Lotteries are a type of gambling, in which tickets are sold with prizes that are randomly selected. They are a popular form of gambling and have been around for many centuries. They are also used to raise money for charitable causes and government projects.
The first recorded lotteries were held in the 15th century, mainly in the Low Countries and France. These lotteries raised money for local fortifications, and to help the poor. They have been used in the United States as well, and they were particularly common during the colonial era.
Most people approve of lottery play, but fewer actually buy tickets and participate. Some research has found that the gap between approval and participation is narrowing.
A few people have won multiple prizes playing the lottery, but this is a rarity. Mathematicians have developed systems for predicting winning numbers, but these do not work in every case.
There is no system that can guarantee that you will win a particular lottery, and the odds are stacked against you. Even if you are a good player, your chances of winning are low.
The best way to maximize your chances of winning a prize is to diversify your number choices. Avoid numbers that are within the same group or those ending in similar digits.
You can also pick less popular games at odd times. This can increase your chance of winning by limiting the amount of people playing that particular game.
Another strategy is to choose a lottery that has smaller jackpots and smaller prizes. This increases your chance of winning a prize without increasing your risk.
In some cases, the prize will be paid in a one-time payment rather than an annuity. This is because the prize is often worth more in the future than it would be if it were paid out over time.

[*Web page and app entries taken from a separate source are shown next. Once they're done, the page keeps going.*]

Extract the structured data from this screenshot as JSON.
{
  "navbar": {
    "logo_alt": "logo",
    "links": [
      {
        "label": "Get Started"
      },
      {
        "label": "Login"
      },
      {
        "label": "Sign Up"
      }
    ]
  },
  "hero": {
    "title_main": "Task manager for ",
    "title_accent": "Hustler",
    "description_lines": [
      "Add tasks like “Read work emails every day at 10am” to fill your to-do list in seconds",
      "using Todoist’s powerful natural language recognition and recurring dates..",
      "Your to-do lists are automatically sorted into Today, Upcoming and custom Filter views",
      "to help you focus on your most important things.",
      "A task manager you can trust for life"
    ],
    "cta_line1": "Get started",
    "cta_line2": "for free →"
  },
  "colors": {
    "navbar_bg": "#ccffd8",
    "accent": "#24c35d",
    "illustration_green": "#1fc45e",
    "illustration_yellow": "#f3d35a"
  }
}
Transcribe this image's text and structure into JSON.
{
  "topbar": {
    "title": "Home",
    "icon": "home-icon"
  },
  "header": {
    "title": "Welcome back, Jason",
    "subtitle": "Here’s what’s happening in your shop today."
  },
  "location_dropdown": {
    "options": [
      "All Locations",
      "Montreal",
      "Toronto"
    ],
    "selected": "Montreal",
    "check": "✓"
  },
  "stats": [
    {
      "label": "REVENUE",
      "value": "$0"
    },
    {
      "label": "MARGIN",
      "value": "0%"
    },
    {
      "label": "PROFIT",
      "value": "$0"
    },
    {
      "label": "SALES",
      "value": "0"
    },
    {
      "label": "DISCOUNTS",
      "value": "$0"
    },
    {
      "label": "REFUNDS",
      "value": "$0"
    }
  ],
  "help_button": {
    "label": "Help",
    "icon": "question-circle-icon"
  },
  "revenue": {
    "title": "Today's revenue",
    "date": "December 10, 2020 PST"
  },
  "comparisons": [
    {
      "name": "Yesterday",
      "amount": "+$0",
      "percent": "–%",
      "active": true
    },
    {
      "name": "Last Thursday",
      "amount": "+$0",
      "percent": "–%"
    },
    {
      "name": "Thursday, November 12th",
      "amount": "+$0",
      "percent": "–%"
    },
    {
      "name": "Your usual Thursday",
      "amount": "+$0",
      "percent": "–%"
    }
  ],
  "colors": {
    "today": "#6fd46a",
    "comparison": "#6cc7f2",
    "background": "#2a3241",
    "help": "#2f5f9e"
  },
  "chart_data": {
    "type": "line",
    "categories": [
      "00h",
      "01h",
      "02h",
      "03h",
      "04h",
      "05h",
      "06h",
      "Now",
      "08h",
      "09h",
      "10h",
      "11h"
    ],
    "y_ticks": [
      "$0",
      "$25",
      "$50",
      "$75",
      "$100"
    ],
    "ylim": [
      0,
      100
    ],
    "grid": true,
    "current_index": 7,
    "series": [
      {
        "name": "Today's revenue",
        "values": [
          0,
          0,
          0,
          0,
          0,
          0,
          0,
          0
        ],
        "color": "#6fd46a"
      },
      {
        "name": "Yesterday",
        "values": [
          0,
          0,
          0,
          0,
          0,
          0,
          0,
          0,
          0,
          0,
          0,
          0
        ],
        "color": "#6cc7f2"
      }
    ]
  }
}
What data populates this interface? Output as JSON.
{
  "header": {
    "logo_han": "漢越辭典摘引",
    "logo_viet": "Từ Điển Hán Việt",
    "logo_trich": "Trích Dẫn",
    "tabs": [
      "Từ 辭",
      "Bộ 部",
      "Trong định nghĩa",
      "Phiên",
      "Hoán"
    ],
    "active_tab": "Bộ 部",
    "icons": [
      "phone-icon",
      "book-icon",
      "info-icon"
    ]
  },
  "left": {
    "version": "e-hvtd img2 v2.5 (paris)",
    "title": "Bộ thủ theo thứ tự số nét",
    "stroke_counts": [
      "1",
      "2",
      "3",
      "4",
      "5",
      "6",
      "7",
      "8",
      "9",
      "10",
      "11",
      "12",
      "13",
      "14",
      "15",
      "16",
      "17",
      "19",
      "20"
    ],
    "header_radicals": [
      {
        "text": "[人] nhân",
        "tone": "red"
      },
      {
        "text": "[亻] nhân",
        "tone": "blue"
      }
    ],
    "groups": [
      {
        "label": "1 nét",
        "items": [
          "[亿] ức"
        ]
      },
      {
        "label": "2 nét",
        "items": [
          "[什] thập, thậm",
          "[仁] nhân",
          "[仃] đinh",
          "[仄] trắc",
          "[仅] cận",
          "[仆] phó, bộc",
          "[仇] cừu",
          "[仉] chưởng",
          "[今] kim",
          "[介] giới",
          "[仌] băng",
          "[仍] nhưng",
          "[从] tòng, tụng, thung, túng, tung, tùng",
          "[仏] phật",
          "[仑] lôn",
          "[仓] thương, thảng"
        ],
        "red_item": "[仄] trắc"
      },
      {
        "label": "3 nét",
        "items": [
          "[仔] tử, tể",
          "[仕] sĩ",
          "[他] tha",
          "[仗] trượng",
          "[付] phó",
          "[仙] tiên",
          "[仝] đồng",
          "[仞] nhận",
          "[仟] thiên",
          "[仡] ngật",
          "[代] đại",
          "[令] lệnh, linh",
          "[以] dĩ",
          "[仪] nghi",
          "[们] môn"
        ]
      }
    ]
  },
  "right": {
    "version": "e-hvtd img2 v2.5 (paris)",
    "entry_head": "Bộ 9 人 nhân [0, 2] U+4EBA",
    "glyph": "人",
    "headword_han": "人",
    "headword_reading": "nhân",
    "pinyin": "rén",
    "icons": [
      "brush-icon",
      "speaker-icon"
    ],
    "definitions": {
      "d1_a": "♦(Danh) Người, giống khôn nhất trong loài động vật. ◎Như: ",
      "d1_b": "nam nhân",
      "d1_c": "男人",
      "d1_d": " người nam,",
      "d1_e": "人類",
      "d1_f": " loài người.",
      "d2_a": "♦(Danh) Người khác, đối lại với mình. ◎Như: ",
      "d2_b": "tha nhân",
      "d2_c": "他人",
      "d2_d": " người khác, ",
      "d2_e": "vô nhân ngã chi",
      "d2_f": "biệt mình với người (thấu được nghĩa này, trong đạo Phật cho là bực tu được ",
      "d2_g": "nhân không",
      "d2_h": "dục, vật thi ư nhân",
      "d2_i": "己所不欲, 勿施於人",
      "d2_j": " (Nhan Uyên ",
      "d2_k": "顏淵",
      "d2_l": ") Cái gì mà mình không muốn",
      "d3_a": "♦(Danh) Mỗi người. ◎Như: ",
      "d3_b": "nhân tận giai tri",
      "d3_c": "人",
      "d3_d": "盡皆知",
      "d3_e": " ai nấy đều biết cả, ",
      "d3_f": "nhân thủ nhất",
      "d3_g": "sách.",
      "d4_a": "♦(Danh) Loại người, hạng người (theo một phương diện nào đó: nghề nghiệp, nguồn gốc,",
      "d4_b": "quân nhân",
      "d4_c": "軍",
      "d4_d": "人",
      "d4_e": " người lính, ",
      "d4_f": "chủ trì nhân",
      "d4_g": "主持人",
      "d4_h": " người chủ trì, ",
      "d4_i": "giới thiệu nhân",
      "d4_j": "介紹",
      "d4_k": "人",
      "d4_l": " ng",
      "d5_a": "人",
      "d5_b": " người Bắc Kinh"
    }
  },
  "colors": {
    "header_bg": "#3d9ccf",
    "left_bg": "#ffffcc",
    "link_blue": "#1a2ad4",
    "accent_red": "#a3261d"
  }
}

Some lottery retailers keep a percentage of the money that is taken in from ticket sales, and in some states there are incentive programs to encourage them to increase their sales. In Wisconsin, for example, retailers that sell a ticket with a winning combination are given 2% of the value of the prize.
The most common way that lottery retailers are compensated is through a commission on the sale of the tickets. This is not as attractive to the retailer as a bonus for increasing sales, but it is easier to achieve.
Most states have various forms of retailer compensation. These vary by state, but most involve a percentage of the ticket sales. In addition, some states have incentives for retailers that meet specific sales criteria.
As a result, the profit from selling a ticket can be substantial for a retailer. However, the risk of losing a large amount of money to a jackpot is too high for some people.
It is not a good idea to play the lottery if you are poor, have high debt levels, or if you cannot afford to lose the money that you might lose on the lottery. However, if you have enough money to invest in the lottery, it could be an effective way of getting rich, especially if you are willing to do a lot of work and hope that your efforts pay off.